Once upon a time, Jaromir Jagr was the public face of the Pittsburgh Penguins - mischievous grin, bubbly personality, Mario Lemieux's sidekick when they were an NHL powerhouse in the early and mid-1990s. Jagr eventually left Pittsburgh and then the NHL altogether, seeking new paths elsewhere. He was the biggest name ever to migrate to Russia's Continental Hockey League, where he spent the past three seasons playing for Avangaard Omsk.
But now Jagr's Siberian exile is over. On Friday, after the Penguins and the Detroit Red Wings dropped out of the bidding for his services, Jagr signed with the Penguins' cross-state rivals, the Philadelphia Flyers, on a one-year deal worth a reported $3.3-million.
Jagr will add offence to a Flyers' team that looks as if it will lose Ville Leino as an unrestricted free agent and recently traded away two top-six forwards in Jeff Carter and Mike Richards.
On a day when the salaries were skyrocketing for even average NHL players, Jagr ended up holding out to get more than what the Penguins and Red Wings were offering.

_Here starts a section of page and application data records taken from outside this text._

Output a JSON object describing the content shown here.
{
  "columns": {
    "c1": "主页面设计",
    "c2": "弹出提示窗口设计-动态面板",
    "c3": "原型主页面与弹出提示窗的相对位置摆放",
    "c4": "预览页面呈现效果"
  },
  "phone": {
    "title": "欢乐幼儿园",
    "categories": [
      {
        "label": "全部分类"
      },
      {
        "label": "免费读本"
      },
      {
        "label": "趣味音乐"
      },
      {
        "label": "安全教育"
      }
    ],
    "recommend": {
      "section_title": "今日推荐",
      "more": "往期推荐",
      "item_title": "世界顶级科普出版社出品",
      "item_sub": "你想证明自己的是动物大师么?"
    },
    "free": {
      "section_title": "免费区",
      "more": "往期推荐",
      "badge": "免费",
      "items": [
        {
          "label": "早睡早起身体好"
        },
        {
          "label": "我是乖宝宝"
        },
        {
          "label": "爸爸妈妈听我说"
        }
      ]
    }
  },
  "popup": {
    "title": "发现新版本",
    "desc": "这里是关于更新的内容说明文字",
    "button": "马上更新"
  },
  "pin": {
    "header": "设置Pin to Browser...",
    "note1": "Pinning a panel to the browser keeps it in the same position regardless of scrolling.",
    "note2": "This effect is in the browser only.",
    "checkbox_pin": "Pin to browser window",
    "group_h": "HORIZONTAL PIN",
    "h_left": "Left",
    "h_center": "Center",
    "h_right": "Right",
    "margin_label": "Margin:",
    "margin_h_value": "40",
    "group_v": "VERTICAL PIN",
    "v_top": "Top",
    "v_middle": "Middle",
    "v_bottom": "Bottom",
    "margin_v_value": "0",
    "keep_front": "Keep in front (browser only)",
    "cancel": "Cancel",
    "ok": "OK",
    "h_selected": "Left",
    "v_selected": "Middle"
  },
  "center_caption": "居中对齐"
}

Winning was also a consideration, where the Flyers made the 2009 Stanley Cup finals, but came up short in the second round against the Tampa Bay Lightning this past year.
More than anything, Jagr's return for a victory lap should be good news for the Flyers' power play which, despite all of its star power, generally wasn't much good last year, finishing only 19th overall.
Even at the age of 39, Jagr has the presence to back off defenders with his puck-handling skills, which should create open ice for all of Philadelphia's fabulous finishers.
Jagr is currently ninth all-time on the NHL's all-time points list, just behind Mario Lemieux and Joe Sakic and just ahead of Phil Esposito and Ray Bourque. His points-per-game average of 1.256 is the fifth best in history among players in the top 100 of NHL scoring, trailing only Wayne Gretzky, Lemieux, Bobby Orr and Marcel Dionne.
Jagr is also one of the most decorated players in NHL history. He won the Art Ross trophy as the NHL's leading scorer five times. He was also a two-time Lester B. Pearson award winner (MVP selected by the players). He took home just one Hart Trophy as MVP, but was runner-up five other times. Beyond Pittsburgh, he also played in the NHL for the Washington Capitals and the New York Rangers.Report Typo/Error